The history of ancient Greece affords an analogy still better suited to our purpose. We have all learnt how Athens, within a generation of her championship of Hellenic freedom against Persia, was mastered by the thirst for empire and strove to subject Hellas to Athenian hegemony. The claims of German culture are incommensurable with those of Athens, yet the maxims of German policy, the principles on which she defends her claim to power, are the same. The words of the Athenian envoys to Melos as recorded by Thucydides, or those with which Callicles in Plato's Gorgias advocates against Socrates the doctrine that Might is Right, strike the same note as Treitschke's lectures on Politik. Their logic is the logic of Germany to-day in the enslavement of Belgium and Serbia. The word Hubris—üßpis—is familiar to all students of the classics ; but there can be few for whom the present war has not given it a clearer meaning. The Greeks signified by it the insatiable desire for power which drives a man or a nation headlong, as though possessed by a demon, to unbridled selfassertion. To this blinding passion, knowing neither bound nor reason, trampling alike on personal liberty and public law, they opposed the virtue of Sophrosyne, i.e. soundness of mind, the clear vision, born of self-knowledge and self-control, that enables an individual or nation, in the plenitude of power, to act with a balanced judgment. Where this saving wisdom is lacking, Hubris lures in a frenzy of self-confidence to destruction. An ancient Hubris ever breeds a fresh and .active Hubris to add to the woes of man.'
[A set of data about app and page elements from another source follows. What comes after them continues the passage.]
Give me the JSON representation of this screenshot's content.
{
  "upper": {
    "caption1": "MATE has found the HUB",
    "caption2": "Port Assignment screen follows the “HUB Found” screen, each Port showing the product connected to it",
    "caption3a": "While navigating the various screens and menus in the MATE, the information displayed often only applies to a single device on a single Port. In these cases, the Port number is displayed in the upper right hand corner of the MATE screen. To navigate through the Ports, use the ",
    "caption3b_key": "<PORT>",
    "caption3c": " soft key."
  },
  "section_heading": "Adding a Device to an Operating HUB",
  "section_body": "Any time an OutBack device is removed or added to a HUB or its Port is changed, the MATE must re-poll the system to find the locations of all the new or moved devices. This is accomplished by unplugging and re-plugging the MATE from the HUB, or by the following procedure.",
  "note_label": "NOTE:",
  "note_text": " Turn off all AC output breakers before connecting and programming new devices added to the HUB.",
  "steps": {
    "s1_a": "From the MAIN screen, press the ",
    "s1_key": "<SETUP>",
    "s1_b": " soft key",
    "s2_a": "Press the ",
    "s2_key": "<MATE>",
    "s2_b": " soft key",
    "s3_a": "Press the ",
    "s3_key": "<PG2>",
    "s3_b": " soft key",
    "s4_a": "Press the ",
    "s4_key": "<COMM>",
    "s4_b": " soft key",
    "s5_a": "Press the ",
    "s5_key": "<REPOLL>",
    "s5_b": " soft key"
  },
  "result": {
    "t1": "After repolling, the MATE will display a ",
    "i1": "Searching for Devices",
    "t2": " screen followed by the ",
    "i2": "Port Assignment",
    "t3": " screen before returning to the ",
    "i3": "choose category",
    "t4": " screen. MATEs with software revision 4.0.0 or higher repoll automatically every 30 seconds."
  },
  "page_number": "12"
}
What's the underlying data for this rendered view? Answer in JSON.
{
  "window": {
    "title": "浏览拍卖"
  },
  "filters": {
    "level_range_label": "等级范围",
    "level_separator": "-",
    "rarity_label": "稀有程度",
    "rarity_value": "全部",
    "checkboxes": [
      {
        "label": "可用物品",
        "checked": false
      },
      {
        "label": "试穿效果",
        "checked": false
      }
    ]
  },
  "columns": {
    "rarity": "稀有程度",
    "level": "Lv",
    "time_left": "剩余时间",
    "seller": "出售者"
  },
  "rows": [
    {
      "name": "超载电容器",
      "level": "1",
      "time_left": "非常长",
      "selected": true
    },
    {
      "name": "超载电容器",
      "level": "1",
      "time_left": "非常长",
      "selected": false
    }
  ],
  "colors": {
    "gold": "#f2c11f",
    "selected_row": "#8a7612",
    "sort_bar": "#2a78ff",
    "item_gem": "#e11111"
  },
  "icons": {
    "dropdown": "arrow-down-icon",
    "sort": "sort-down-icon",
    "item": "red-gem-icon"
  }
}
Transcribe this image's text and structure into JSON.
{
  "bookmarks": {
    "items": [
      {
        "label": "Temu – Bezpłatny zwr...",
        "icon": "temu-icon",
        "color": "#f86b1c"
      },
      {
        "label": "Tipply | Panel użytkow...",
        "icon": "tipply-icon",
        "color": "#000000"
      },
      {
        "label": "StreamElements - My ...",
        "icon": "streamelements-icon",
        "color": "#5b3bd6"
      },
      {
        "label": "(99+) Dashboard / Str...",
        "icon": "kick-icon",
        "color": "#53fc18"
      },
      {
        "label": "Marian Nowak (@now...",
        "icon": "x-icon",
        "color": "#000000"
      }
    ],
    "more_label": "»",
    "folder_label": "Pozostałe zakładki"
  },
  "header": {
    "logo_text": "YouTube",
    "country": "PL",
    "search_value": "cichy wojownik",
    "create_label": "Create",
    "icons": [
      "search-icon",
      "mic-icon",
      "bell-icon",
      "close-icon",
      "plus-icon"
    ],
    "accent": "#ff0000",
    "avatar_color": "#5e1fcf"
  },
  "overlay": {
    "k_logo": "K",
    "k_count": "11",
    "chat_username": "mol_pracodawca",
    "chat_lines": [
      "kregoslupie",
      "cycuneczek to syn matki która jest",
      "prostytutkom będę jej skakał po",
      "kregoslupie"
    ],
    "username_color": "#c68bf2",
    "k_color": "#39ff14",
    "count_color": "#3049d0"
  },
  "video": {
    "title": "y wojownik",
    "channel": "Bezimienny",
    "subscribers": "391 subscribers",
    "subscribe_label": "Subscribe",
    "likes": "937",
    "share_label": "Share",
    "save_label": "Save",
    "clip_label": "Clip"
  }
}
φιλεϊ δε τίκτειν ύβρις
ύβριν. .. The same idea is expressed in the ' Antigone' of Sophocles :
And through the future, near and far, as through the past, shall this law hold good: Nothing that is vast enters into the life of mortals without a curse.
'For that hope whose wanderings are so wide is to many men a comfort, but to many a false lure of giddy desires; and the disappointment comes on one who knoweth nought till he burn his foot against the hot fire.
* Aeschylus, Agamemnon.'